We arrived in good time only to find the door being locked…. Mmm not the welcome we’d hoped for. It turned out that this Sunday was Disley’s churches together day and the service was taking place in our second choice venue. Which was rather good as we got a merry mix of 5 churches for the price of one. Note to any church secretary reading this blog. Please keep your websites up to date and accurate.
Now as everyone knows if you like a really good sing church isn’t the only place to go, so it was off to Twickenham for the Rubgy international in the afternoon. I’m learning to cope with intermittent TV signal, the weather playing havoc with our reception, but Well done England, you got there in the end even if the first half had us all worried.

Monday morning still isn’t enticing us to leave the comfort of a warm boat just for the sake of moving a few miles. The forecast is for heavy rain and even shows snow overnight. We’re still erring on the cautious side of things, but the mechanics of the boat are paying dividend. We charged the batteries with the generator on Wednesday and again last night for roughly 3 hours each time. During those 4 days we’ve cruised, cooked had heat and light aplenty and done the washing and tumble drying without any concern. We still have half a tank of water so it’s all looking good to stay put for another few days if the sun doesn’t shine.

What a difference a day makes

What a glorious day after yesterday’s ferocious winds.

We’d overstayed on the 48 hour moorings because of the weather but as no one else was moving I think we were excused. Today we turned right onto the Peak Forest canal heading towards Whaley Bridge, though we only intended to go as far as Disley.

We took Firecrest through her first lift bridge

We moored up in time for lunch, and the conservatory had warmed up so we sat out to make the most of it. We’d received a special gift from John and Martina from Burnt Oak, hand Made coaster to match our colour scheme. Fibre dyed and spun by Martina and woven by John.

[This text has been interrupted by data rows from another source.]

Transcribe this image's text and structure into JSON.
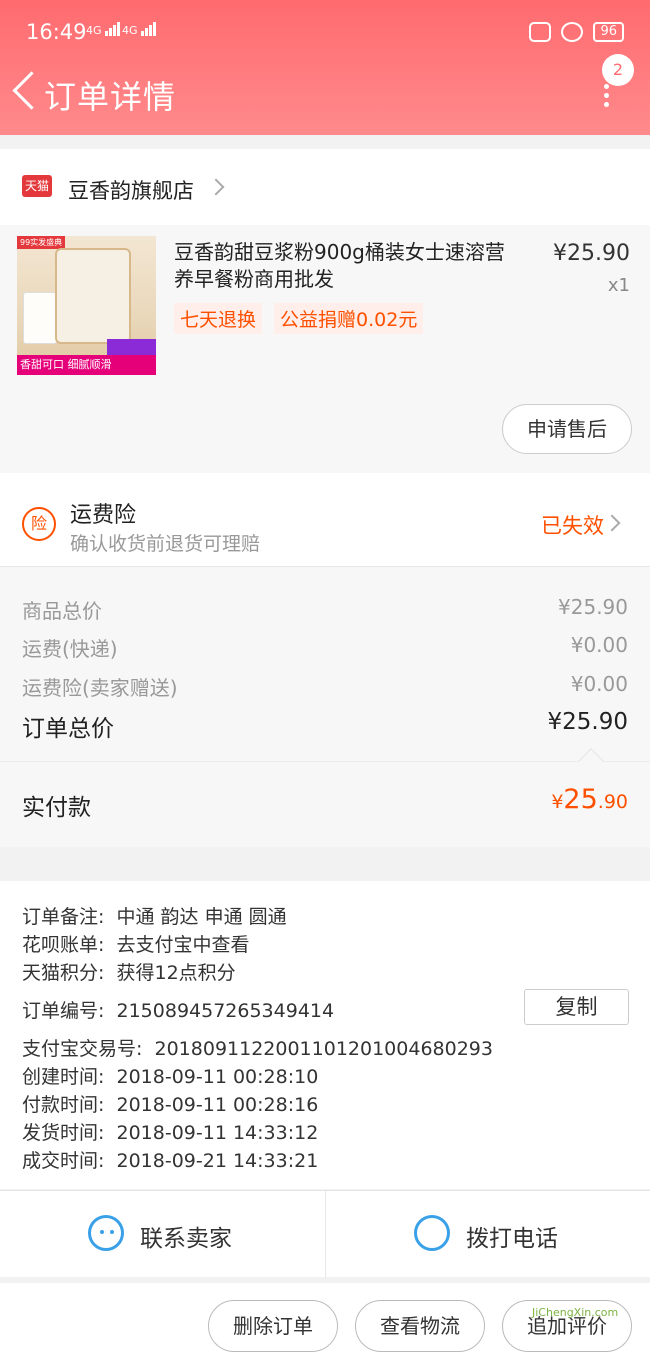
{
  "status_bar": {
    "time": "16:49",
    "network1": "4G",
    "network2": "4G",
    "battery": "96"
  },
  "header": {
    "title": "订单详情",
    "badge_count": "2"
  },
  "store": {
    "logo_text": "天猫",
    "name": "豆香韵旗舰店"
  },
  "product": {
    "title": "豆香韵甜豆浆粉900g桶装女士速溶营养早餐粉商用批发",
    "price": "¥25.90",
    "quantity": "x1",
    "tags": [
      "七天退换",
      "公益捐赠0.02元"
    ],
    "thumb_tag": "99实发盛典",
    "thumb_slogan": "香甜可口 细腻顺滑",
    "after_sale_label": "申请售后"
  },
  "insurance": {
    "icon_text": "险",
    "title": "运费险",
    "subtitle": "确认收货前退货可理赔",
    "status": "已失效"
  },
  "fees": {
    "items_label": "商品总价",
    "items_value": "¥25.90",
    "shipping_label": "运费(快递)",
    "shipping_value": "¥0.00",
    "insurance_label": "运费险(卖家赠送)",
    "insurance_value": "¥0.00",
    "total_label": "订单总价",
    "total_value": "¥25.90"
  },
  "paid": {
    "label": "实付款",
    "currency": "¥",
    "integer": "25",
    "decimal": ".90"
  },
  "info": {
    "remark_label": "订单备注:",
    "remark_value": "中通 韵达 申通 圆通",
    "huabei_label": "花呗账单:",
    "huabei_value": "去支付宝中查看",
    "points_label": "天猫积分:",
    "points_value": "获得12点积分",
    "order_no_label": "订单编号:",
    "order_no_value": "215089457265349414",
    "copy_label": "复制",
    "alipay_label": "支付宝交易号:",
    "alipay_value": "2018091122001101201004680293",
    "created_label": "创建时间:",
    "created_value": "2018-09-11 00:28:10",
    "paid_label": "付款时间:",
    "paid_value": "2018-09-11 00:28:16",
    "shipped_label": "发货时间:",
    "shipped_value": "2018-09-11 14:33:12",
    "done_label": "成交时间:",
    "done_value": "2018-09-21 14:33:21"
  },
  "contact": {
    "seller_label": "联系卖家",
    "phone_label": "拨打电话"
  },
  "actions": {
    "delete_label": "删除订单",
    "logistics_label": "查看物流",
    "review_label": "追加评价"
  },
  "watermark": "JiChengXin.com"
}
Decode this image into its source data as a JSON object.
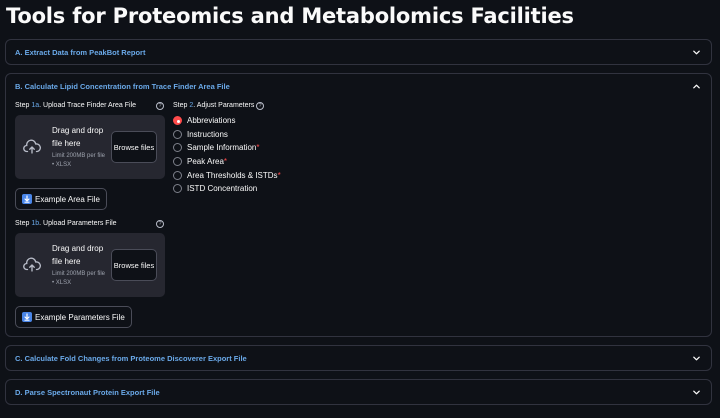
{
  "page": {
    "title": "Tools for Proteomics and Metabolomics Facilities"
  },
  "sections": {
    "a": {
      "label": "A. Extract Data from PeakBot Report"
    },
    "b": {
      "label": "B. Calculate Lipid Concentration from Trace Finder Area File"
    },
    "c": {
      "label": "C. Calculate Fold Changes from Proteome Discoverer Export File"
    },
    "d": {
      "label": "D. Parse Spectronaut Protein Export File"
    }
  },
  "step1a": {
    "prefix": "Step ",
    "num": "1a",
    "text": ". Upload Trace Finder Area File",
    "drop_text": "Drag and drop file here",
    "limit_text": "Limit 200MB per file • XLSX",
    "browse_label": "Browse files",
    "example_button": "Example Area File"
  },
  "step1b": {
    "prefix": "Step ",
    "num": "1b",
    "text": ". Upload Parameters File",
    "drop_text": "Drag and drop file here",
    "limit_text": "Limit 200MB per file • XLSX",
    "browse_label": "Browse files",
    "example_button": "Example Parameters File"
  },
  "step2": {
    "prefix": "Step ",
    "num": "2",
    "text": ". Adjust Parameters",
    "options": [
      {
        "label": "Abbreviations",
        "required": "",
        "selected": true
      },
      {
        "label": "Instructions",
        "required": "",
        "selected": false
      },
      {
        "label": "Sample Information",
        "required": "*",
        "selected": false
      },
      {
        "label": "Peak Area",
        "required": "*",
        "selected": false
      },
      {
        "label": "Area Thresholds & ISTDs",
        "required": "*",
        "selected": false
      },
      {
        "label": "ISTD Concentration",
        "required": "",
        "selected": false
      }
    ]
  },
  "help_icon_glyph": "?",
  "colors": {
    "background": "#0e1117",
    "accent_blue": "#6aa9e9",
    "radio_selected": "#ff4b4b",
    "dropzone": "#262730"
  }
}
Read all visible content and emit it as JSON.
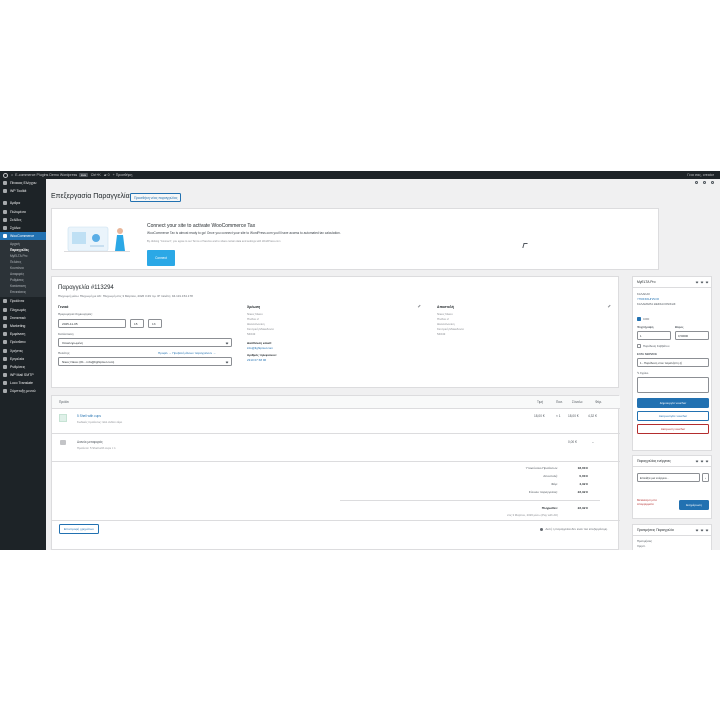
{
  "adminbar": {
    "site_name": "E-commerce Plugins Demo Wordpress",
    "site_badge": "Live",
    "comments_count": "Ctrl+K",
    "updates_count": "0",
    "new_label": "Προσθήκη",
    "greeting": "Γεια σας, creator"
  },
  "sidebar": {
    "items_top": [
      {
        "label": "Πίνακας Ελέγχου",
        "icon": "dashboard-icon"
      },
      {
        "label": "WP Toolkit",
        "icon": "toolkit-icon"
      }
    ],
    "items_mid": [
      {
        "label": "Άρθρα",
        "icon": "pin-icon"
      },
      {
        "label": "Πολυμέσα",
        "icon": "media-icon"
      },
      {
        "label": "Σελίδες",
        "icon": "page-icon"
      },
      {
        "label": "Σχόλια",
        "icon": "comment-icon"
      }
    ],
    "active": {
      "label": "WooCommerce",
      "icon": "woo-icon"
    },
    "submenu": [
      {
        "label": "Αρχική",
        "current": false
      },
      {
        "label": "Παραγγελίες",
        "current": true
      },
      {
        "label": "MyELTA Pro",
        "current": false
      },
      {
        "label": "Πελάτες",
        "current": false
      },
      {
        "label": "Κουπόνια",
        "current": false
      },
      {
        "label": "Αναφορές",
        "current": false
      },
      {
        "label": "Ρυθμίσεις",
        "current": false
      },
      {
        "label": "Κατάσταση",
        "current": false
      },
      {
        "label": "Επεκτάσεις",
        "current": false
      }
    ],
    "items_bottom": [
      {
        "label": "Προϊόντα",
        "icon": "products-icon"
      },
      {
        "label": "Πληρωμές",
        "icon": "payments-icon"
      },
      {
        "label": "Στατιστικά",
        "icon": "analytics-icon"
      },
      {
        "label": "Marketing",
        "icon": "marketing-icon"
      },
      {
        "label": "Εμφάνιση",
        "icon": "appearance-icon"
      },
      {
        "label": "Πρόσθετα",
        "icon": "plugins-icon"
      },
      {
        "label": "Χρήστες",
        "icon": "users-icon"
      },
      {
        "label": "Εργαλεία",
        "icon": "tools-icon"
      },
      {
        "label": "Ρυθμίσεις",
        "icon": "settings-icon"
      },
      {
        "label": "WP Mail SMTP",
        "icon": "mail-icon"
      },
      {
        "label": "Loco Translate",
        "icon": "translate-icon"
      },
      {
        "label": "Σύμπτυξη μενού",
        "icon": "collapse-icon"
      }
    ]
  },
  "header": {
    "title": "Επεξεργασία Παραγγελίας",
    "add_button": "Προσθήκη νέας παραγγελίας"
  },
  "notice": {
    "title": "Connect your site to activate WooCommerce Tax",
    "description": "WooCommerce Tax is almost ready to go! Once you connect your site to WordPress.com you'll have access to automated tax calculation.",
    "terms": "By clicking \"Connect\", you agree to our Terms of Service and to share certain data and settings with WordPress.com",
    "button": "Connect"
  },
  "order": {
    "title": "Παραγγελία #113294",
    "meta": "Πληρωμή μέσω Πληρωμή με ΑΚ: Πληρωμή στις 3 Μαρτίου, 2026 3:49 πμ. IP πελάτη: 94.131.154.178",
    "general_heading": "Γενικά",
    "date_label": "Ημερομηνία δημιουργίας:",
    "date_value": "2025-11-05",
    "hour_value": "15",
    "minute_value": "13",
    "status_label": "Κατάσταση:",
    "status_value": "Ολοκληρωμένη",
    "customer_label": "Πελάτης:",
    "customer_links": "Προφίλ → Προβολή άλλων παραγγελιών →",
    "customer_value": "Νίκος Νίκου (#1 - info@lightpixel.com)",
    "billing_heading": "Χρέωση",
    "billing_lines": [
      "Νίκος Νίκου",
      "Πίνδου 2",
      "Θεσσαλονίκη",
      "Κεντρική Μακεδονία",
      "54643"
    ],
    "email_label": "Διεύθυνση email:",
    "email_value": "info@lightpixel.com",
    "phone_label": "Αριθμός τηλεφώνου:",
    "phone_value": "2310 07 68 96",
    "shipping_heading": "Αποστολή",
    "shipping_lines": [
      "Νίκος Νίκου",
      "Πίνδου 2",
      "Θεσσαλονίκη",
      "Κεντρική Μακεδονία",
      "54643"
    ]
  },
  "items": {
    "headers": {
      "product": "Προϊόν",
      "cost": "Τιμή",
      "qty": "Ποσ.",
      "total": "Σύνολο",
      "tax": "Φόρ."
    },
    "product": {
      "name": "5 Shell with cups",
      "sku": "Κωδικός προϊόντος: Θελ ανθού λέρο",
      "cost": "18,00 €",
      "qty": "× 1",
      "total": "18,00 €",
      "tax": "4,32 €"
    },
    "fee": {
      "name": "Διανύκ μεταφοράς",
      "sub": "Προϊόντα: 5 Shell with cups × 1",
      "total": "0,00 €",
      "tax": "–"
    },
    "totals": [
      {
        "label": "Υποσύνολο Προϊόντων:",
        "value": "18,00 €"
      },
      {
        "label": "Αποστολή:",
        "value": "0,00 €"
      },
      {
        "label": "Φόρ:",
        "value": "4,32 €"
      },
      {
        "label": "Σύνολο παραγγελίας:",
        "value": "22,32 €"
      }
    ],
    "paid_label": "Πληρωθεν:",
    "paid_value": "22,32 €",
    "paid_note": "στις 3 Μαρτίου, 2026 μέσω (Pay with AK)",
    "refund_button": "Επιστροφή χρημάτων",
    "not_editable": "Αυτή η παραγγελία δεν είναι πια επεξεργάσιμη."
  },
  "myelta": {
    "title": "MyELTA Pro",
    "lines": [
      "ΚΑΛΑΚΑΣ",
      "ΥΠΟΣΚΚΗΠΛΙΟΣ",
      "ΚΑΛΑΜΑΡΙΑ ΘΕΣΣΑΛΟΝΙΚΗΣ"
    ],
    "cod_label": "COD",
    "pieces_label": "Ψυχιτήραψη",
    "weight_label": "Βάρος",
    "pieces_value": "1",
    "weight_value": "0,50000",
    "extra_label": "Παράδοση Σαββάτου",
    "service_label": "ΕΛΤΑ SERVICE",
    "service_value": "1 - Παράδοση στον παραλήπτη (ή",
    "notes_label": "Σχόλιο",
    "create_button": "Δημιουργία voucher",
    "print_button": "Ακύρωση/σε voucher",
    "cancel_button": "Ακύρωση voucher"
  },
  "actions": {
    "title": "Παραγγελίας ενέργειες",
    "select_value": "Επιλέξτε μια ενέργεια...",
    "move_link": "Μετακίνηση στα",
    "trash_link": "Απορρίμματα",
    "update_button": "Ενημέρωση"
  },
  "preferences": {
    "title": "Προτιμήσεις Παραγγελία",
    "line1": "Προτιμήσεις",
    "line2": "Χρηστ."
  }
}
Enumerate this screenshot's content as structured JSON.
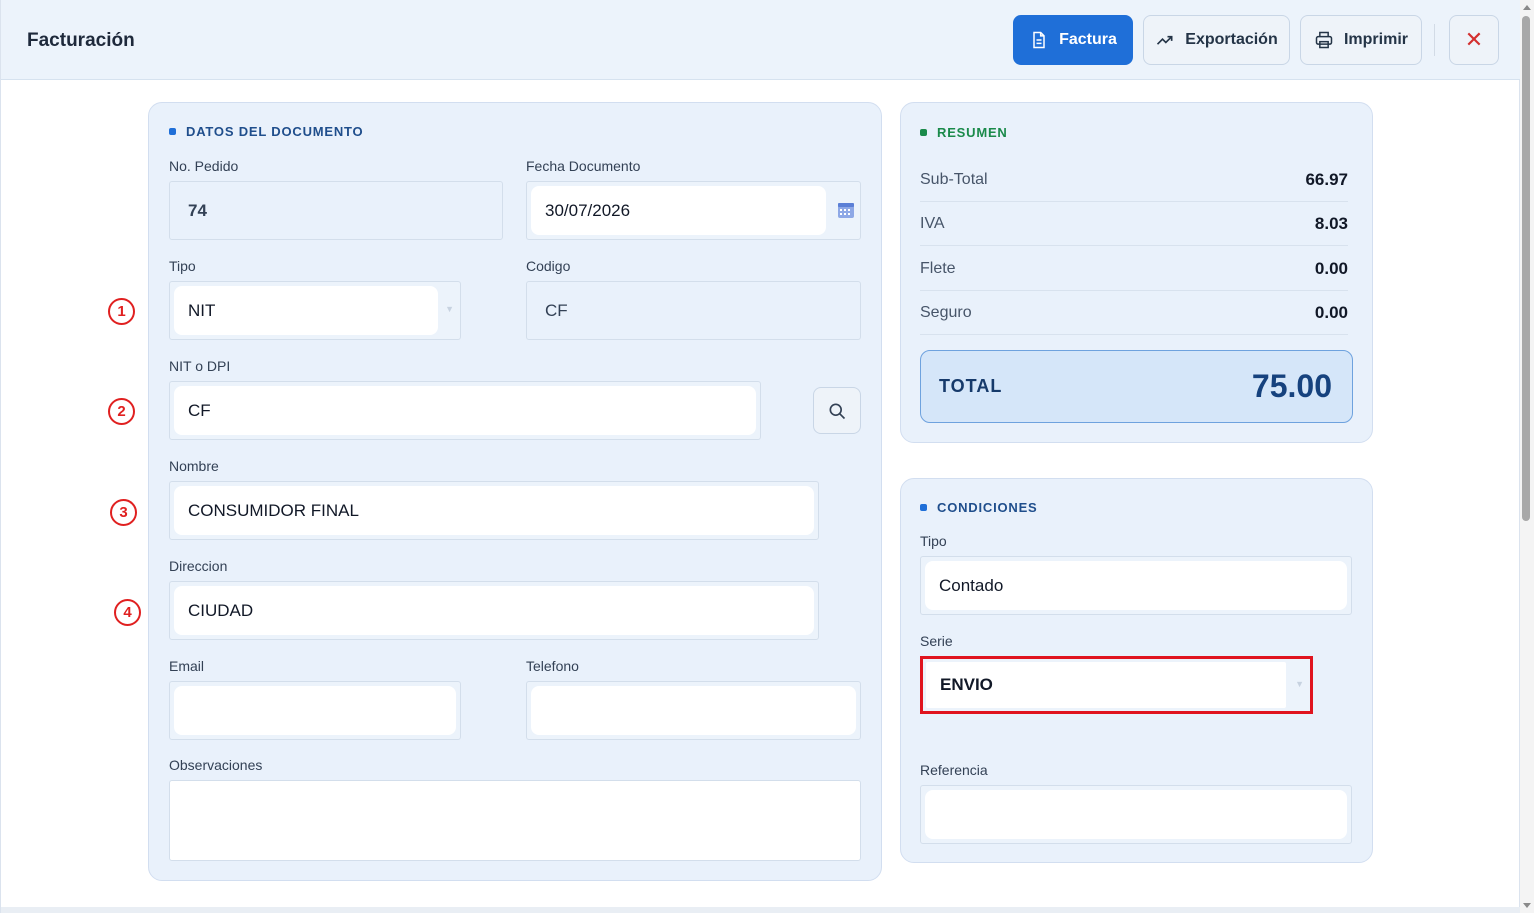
{
  "header": {
    "title": "Facturación",
    "buttons": {
      "factura": "Factura",
      "exportacion": "Exportación",
      "imprimir": "Imprimir",
      "close": "✕"
    }
  },
  "documento": {
    "section_title": "DATOS DEL DOCUMENTO",
    "no_pedido": {
      "label": "No. Pedido",
      "value": "74"
    },
    "fecha": {
      "label": "Fecha Documento",
      "value": "30/07/2026"
    },
    "tipo": {
      "label": "Tipo",
      "value": "NIT"
    },
    "codigo": {
      "label": "Codigo",
      "value": "CF"
    },
    "nit": {
      "label": "NIT o DPI",
      "value": "CF"
    },
    "nombre": {
      "label": "Nombre",
      "value": "CONSUMIDOR FINAL"
    },
    "direccion": {
      "label": "Direccion",
      "value": "CIUDAD"
    },
    "email": {
      "label": "Email",
      "value": ""
    },
    "telefono": {
      "label": "Telefono",
      "value": ""
    },
    "observaciones": {
      "label": "Observaciones",
      "value": ""
    }
  },
  "markers": [
    "1",
    "2",
    "3",
    "4"
  ],
  "resumen": {
    "section_title": "RESUMEN",
    "rows": [
      {
        "label": "Sub-Total",
        "value": "66.97"
      },
      {
        "label": "IVA",
        "value": "8.03"
      },
      {
        "label": "Flete",
        "value": "0.00"
      },
      {
        "label": "Seguro",
        "value": "0.00"
      }
    ],
    "total_label": "TOTAL",
    "total_value": "75.00"
  },
  "condiciones": {
    "section_title": "CONDICIONES",
    "tipo": {
      "label": "Tipo",
      "value": "Contado"
    },
    "serie": {
      "label": "Serie",
      "value": "ENVIO"
    },
    "referencia": {
      "label": "Referencia",
      "value": ""
    }
  },
  "colors": {
    "accent": "#1f6fd8",
    "section_blue": "#1f4e8c",
    "section_green": "#1a8a4a",
    "annotation_red": "#e02020"
  }
}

Doris Day

We’re dedicating today to storm Doris which is whipping through the country and has put paid to our cruising plans for the next few hours at least. Our winds might be reaching 50mph but it sounds like the rest of the country is a lot wilder. Mooring under trees is a mixed blessing, it’s definately more sheltered but we”ll be in trouble if one of them comes down.

I’m thinking of taking up surfing cause we’ve got waves on the canal. But then I’m full of daft ideas. It must be cabin fever cause I got the iron out for the first time. (Do you think this is Eric getting his own back for all those photos of him wiring)

Cabin fever got the better of us so we set off for a walk, “on the beech” this was just a bit further along the canal.

lets start at the very beginning

The Macclesfield canal starts at Marple Junction. It leaves the Peak Forest canal and travels 26miles south to Kidsgrove.  The route of the canal was given permission by an act of Parliament in 1826, surveyed by Thomas Telford and construction was engineered by William Crosley and finally completed in 1831 at a cost of £320,000.

There are some beautiful bridges that curl around onto the tow path. They’re known as Snake bridges and were designed where the towpath crosses to the opposite side to allow the horses to cross over without being untied from their barges. (Information taken from the Macclesfield canal website)

we’re moored just after bridge 2

Despite the grey and miserable weather, the boat is so nice and snug, we’ve changed the duvet from the winter 10.5 tog to our brand new 4.5 tog. I kept a blanket close at hand in case we were cold overnight but no, the lightweight duvet is just right.

And finally a bit of colour, Eric went out to buy some wiring supplies and came back with flowers for me.